--- SUPPLIED MATERIAL ---
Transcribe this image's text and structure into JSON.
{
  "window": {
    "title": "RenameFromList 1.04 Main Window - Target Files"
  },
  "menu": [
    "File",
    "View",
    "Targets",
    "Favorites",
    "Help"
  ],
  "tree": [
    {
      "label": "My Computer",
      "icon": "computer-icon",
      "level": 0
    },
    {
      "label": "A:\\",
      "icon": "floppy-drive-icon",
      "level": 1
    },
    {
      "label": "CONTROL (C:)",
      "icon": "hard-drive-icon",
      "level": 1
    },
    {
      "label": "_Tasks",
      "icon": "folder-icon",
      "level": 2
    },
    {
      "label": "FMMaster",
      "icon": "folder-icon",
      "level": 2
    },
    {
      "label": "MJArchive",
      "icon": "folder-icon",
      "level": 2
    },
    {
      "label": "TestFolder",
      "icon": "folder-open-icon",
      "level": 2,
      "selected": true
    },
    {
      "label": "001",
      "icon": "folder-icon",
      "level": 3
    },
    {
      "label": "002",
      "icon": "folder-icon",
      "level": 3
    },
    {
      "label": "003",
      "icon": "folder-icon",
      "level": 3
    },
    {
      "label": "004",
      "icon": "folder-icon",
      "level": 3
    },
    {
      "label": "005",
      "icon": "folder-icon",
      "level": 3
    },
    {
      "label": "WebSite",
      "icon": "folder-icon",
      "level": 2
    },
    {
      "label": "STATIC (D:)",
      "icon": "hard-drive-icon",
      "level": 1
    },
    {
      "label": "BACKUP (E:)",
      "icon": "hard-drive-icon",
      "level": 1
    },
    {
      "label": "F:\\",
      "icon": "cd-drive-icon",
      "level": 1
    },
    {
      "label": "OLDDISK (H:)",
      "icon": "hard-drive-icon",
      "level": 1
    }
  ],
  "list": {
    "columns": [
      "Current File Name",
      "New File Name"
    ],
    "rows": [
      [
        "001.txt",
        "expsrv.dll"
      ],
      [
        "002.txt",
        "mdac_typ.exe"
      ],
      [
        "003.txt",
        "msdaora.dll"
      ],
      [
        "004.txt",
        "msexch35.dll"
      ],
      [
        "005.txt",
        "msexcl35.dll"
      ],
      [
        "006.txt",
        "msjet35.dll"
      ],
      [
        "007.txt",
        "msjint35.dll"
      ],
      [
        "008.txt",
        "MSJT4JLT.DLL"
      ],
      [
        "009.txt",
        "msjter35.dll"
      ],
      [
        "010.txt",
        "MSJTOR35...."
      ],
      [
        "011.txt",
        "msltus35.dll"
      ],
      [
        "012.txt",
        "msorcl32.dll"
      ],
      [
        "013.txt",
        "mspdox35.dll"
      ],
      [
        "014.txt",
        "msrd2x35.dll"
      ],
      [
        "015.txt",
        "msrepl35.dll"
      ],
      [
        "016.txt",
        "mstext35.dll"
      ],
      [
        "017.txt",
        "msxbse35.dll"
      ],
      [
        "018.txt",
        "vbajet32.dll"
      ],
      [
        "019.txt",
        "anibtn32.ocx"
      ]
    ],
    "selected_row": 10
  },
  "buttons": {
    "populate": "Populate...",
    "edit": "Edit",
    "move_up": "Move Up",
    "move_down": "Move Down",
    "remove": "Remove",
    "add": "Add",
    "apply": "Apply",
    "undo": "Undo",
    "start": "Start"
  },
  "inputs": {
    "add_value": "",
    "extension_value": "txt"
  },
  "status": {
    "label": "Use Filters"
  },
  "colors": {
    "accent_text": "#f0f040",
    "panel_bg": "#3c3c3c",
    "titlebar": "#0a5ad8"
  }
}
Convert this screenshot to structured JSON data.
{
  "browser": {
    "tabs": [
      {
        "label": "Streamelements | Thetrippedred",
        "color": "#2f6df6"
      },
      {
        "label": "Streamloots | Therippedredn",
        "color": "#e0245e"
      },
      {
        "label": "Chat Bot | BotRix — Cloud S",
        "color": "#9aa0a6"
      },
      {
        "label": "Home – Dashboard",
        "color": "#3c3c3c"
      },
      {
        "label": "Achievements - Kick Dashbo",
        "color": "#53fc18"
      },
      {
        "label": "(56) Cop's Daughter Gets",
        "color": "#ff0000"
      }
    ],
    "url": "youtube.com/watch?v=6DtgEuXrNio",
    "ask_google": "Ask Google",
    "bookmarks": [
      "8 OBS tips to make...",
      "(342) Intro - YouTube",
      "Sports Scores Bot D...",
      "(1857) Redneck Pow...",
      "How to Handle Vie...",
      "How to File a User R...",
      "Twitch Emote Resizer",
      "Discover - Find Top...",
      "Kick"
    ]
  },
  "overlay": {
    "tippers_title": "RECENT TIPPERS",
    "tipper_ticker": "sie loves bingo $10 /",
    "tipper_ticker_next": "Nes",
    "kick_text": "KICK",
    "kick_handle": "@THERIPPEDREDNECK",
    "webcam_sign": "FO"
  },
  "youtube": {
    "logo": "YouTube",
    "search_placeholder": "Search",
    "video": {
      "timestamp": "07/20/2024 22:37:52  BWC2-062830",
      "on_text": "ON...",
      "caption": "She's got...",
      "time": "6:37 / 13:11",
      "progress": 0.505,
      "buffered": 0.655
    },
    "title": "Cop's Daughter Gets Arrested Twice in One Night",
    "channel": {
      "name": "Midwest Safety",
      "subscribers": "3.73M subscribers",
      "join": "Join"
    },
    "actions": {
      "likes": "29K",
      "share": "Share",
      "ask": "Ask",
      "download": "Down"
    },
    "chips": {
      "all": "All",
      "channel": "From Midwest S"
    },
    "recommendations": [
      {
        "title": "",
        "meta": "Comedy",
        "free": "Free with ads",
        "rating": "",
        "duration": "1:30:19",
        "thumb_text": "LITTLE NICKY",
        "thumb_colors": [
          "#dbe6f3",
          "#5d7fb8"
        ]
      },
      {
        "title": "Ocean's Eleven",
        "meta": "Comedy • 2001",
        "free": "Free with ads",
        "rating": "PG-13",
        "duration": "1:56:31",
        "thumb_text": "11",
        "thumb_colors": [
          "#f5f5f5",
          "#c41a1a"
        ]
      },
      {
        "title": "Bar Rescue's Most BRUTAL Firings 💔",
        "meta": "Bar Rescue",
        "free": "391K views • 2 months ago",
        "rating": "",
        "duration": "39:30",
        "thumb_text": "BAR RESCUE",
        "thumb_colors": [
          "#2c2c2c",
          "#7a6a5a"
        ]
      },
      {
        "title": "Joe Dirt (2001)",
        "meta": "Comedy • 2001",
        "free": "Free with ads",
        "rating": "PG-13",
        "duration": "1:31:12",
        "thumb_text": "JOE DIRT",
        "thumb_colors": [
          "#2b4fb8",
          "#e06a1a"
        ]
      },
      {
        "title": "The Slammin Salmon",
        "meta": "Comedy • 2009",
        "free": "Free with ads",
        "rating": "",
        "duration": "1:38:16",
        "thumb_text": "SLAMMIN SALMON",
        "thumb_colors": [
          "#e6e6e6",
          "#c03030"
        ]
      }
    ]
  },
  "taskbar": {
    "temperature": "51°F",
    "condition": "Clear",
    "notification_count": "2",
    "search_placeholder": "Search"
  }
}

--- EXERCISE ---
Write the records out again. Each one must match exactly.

--- THE COMPLETED TASK ---
Transcribe this image's text and structure into JSON.
{
  "window": {
    "title": "RenameFromList 1.04 Main Window - Target Files"
  },
  "menu": [
    "File",
    "View",
    "Targets",
    "Favorites",
    "Help"
  ],
  "tree": [
    {
      "label": "My Computer",
      "icon": "computer-icon",
      "level": 0
    },
    {
      "label": "A:\\",
      "icon": "floppy-drive-icon",
      "level": 1
    },
    {
      "label": "CONTROL (C:)",
      "icon": "hard-drive-icon",
      "level": 1
    },
    {
      "label": "_Tasks",
      "icon": "folder-icon",
      "level": 2
    },
    {
      "label": "FMMaster",
      "icon": "folder-icon",
      "level": 2
    },
    {
      "label": "MJArchive",
      "icon": "folder-icon",
      "level": 2
    },
    {
      "label": "TestFolder",
      "icon": "folder-open-icon",
      "level": 2,
      "selected": true
    },
    {
      "label": "001",
      "icon": "folder-icon",
      "level": 3
    },
    {
      "label": "002",
      "icon": "folder-icon",
      "level": 3
    },
    {
      "label": "003",
      "icon": "folder-icon",
      "level": 3
    },
    {
      "label": "004",
      "icon": "folder-icon",
      "level": 3
    },
    {
      "label": "005",
      "icon": "folder-icon",
      "level": 3
    },
    {
      "label": "WebSite",
      "icon": "folder-icon",
      "level": 2
    },
    {
      "label": "STATIC (D:)",
      "icon": "hard-drive-icon",
      "level": 1
    },
    {
      "label": "BACKUP (E:)",
      "icon": "hard-drive-icon",
      "level": 1
    },
    {
      "label": "F:\\",
      "icon": "cd-drive-icon",
      "level": 1
    },
    {
      "label": "OLDDISK (H:)",
      "icon": "hard-drive-icon",
      "level": 1
    }
  ],
  "list": {
    "columns": [
      "Current File Name",
      "New File Name"
    ],
    "rows": [
      [
        "001.txt",
        "expsrv.dll"
      ],
      [
        "002.txt",
        "mdac_typ.exe"
      ],
      [
        "003.txt",
        "msdaora.dll"
      ],
      [
        "004.txt",
        "msexch35.dll"
      ],
      [
        "005.txt",
        "msexcl35.dll"
      ],
      [
        "006.txt",
        "msjet35.dll"
      ],
      [
        "007.txt",
        "msjint35.dll"
      ],
      [
        "008.txt",
        "MSJT4JLT.DLL"
      ],
      [
        "009.txt",
        "msjter35.dll"
      ],
      [
        "010.txt",
        "MSJTOR35...."
      ],
      [
        "011.txt",
        "msltus35.dll"
      ],
      [
        "012.txt",
        "msorcl32.dll"
      ],
      [
        "013.txt",
        "mspdox35.dll"
      ],
      [
        "014.txt",
        "msrd2x35.dll"
      ],
      [
        "015.txt",
        "msrepl35.dll"
      ],
      [
        "016.txt",
        "mstext35.dll"
      ],
      [
        "017.txt",
        "msxbse35.dll"
      ],
      [
        "018.txt",
        "vbajet32.dll"
      ],
      [
        "019.txt",
        "anibtn32.ocx"
      ]
    ],
    "selected_row": 10
  },
  "buttons": {
    "populate": "Populate...",
    "edit": "Edit",
    "move_up": "Move Up",
    "move_down": "Move Down",
    "remove": "Remove",
    "add": "Add",
    "apply": "Apply",
    "undo": "Undo",
    "start": "Start"
  },
  "inputs": {
    "add_value": "",
    "extension_value": "txt"
  },
  "status": {
    "label": "Use Filters"
  },
  "colors": {
    "accent_text": "#f0f040",
    "panel_bg": "#3c3c3c",
    "titlebar": "#0a5ad8"
  }
}
Convert this screenshot to structured JSON data.
{
  "browser": {
    "tabs": [
      {
        "label": "Streamelements | Thetrippedred",
        "color": "#2f6df6"
      },
      {
        "label": "Streamloots | Therippedredn",
        "color": "#e0245e"
      },
      {
        "label": "Chat Bot | BotRix — Cloud S",
        "color": "#9aa0a6"
      },
      {
        "label": "Home – Dashboard",
        "color": "#3c3c3c"
      },
      {
        "label": "Achievements - Kick Dashbo",
        "color": "#53fc18"
      },
      {
        "label": "(56) Cop's Daughter Gets",
        "color": "#ff0000"
      }
    ],
    "url": "youtube.com/watch?v=6DtgEuXrNio",
    "ask_google": "Ask Google",
    "bookmarks": [
      "8 OBS tips to make...",
      "(342) Intro - YouTube",
      "Sports Scores Bot D...",
      "(1857) Redneck Pow...",
      "How to Handle Vie...",
      "How to File a User R...",
      "Twitch Emote Resizer",
      "Discover - Find Top...",
      "Kick"
    ]
  },
  "overlay": {
    "tippers_title": "RECENT TIPPERS",
    "tipper_ticker": "sie loves bingo $10 /",
    "tipper_ticker_next": "Nes",
    "kick_text": "KICK",
    "kick_handle": "@THERIPPEDREDNECK",
    "webcam_sign": "FO"
  },
  "youtube": {
    "logo": "YouTube",
    "search_placeholder": "Search",
    "video": {
      "timestamp": "07/20/2024 22:37:52  BWC2-062830",
      "on_text": "ON...",
      "caption": "She's got...",
      "time": "6:37 / 13:11",
      "progress": 0.505,
      "buffered": 0.655
    },
    "title": "Cop's Daughter Gets Arrested Twice in One Night",
    "channel": {
      "name": "Midwest Safety",
      "subscribers": "3.73M subscribers",
      "join": "Join"
    },
    "actions": {
      "likes": "29K",
      "share": "Share",
      "ask": "Ask",
      "download": "Down"
    },
    "chips": {
      "all": "All",
      "channel": "From Midwest S"
    },
    "recommendations": [
      {
        "title": "",
        "meta": "Comedy",
        "free": "Free with ads",
        "rating": "",
        "duration": "1:30:19",
        "thumb_text": "LITTLE NICKY",
        "thumb_colors": [
          "#dbe6f3",
          "#5d7fb8"
        ]
      },
      {
        "title": "Ocean's Eleven",
        "meta": "Comedy • 2001",
        "free": "Free with ads",
        "rating": "PG-13",
        "duration": "1:56:31",
        "thumb_text": "11",
        "thumb_colors": [
          "#f5f5f5",
          "#c41a1a"
        ]
      },
      {
        "title": "Bar Rescue's Most BRUTAL Firings 💔",
        "meta": "Bar Rescue",
        "free": "391K views • 2 months ago",
        "rating": "",
        "duration": "39:30",
        "thumb_text": "BAR RESCUE",
        "thumb_colors": [
          "#2c2c2c",
          "#7a6a5a"
        ]
      },
      {
        "title": "Joe Dirt (2001)",
        "meta": "Comedy • 2001",
        "free": "Free with ads",
        "rating": "PG-13",
        "duration": "1:31:12",
        "thumb_text": "JOE DIRT",
        "thumb_colors": [
          "#2b4fb8",
          "#e06a1a"
        ]
      },
      {
        "title": "The Slammin Salmon",
        "meta": "Comedy • 2009",
        "free": "Free with ads",
        "rating": "",
        "duration": "1:38:16",
        "thumb_text": "SLAMMIN SALMON",
        "thumb_colors": [
          "#e6e6e6",
          "#c03030"
        ]
      }
    ]
  },
  "taskbar": {
    "temperature": "51°F",
    "condition": "Clear",
    "notification_count": "2",
    "search_placeholder": "Search"
  }
}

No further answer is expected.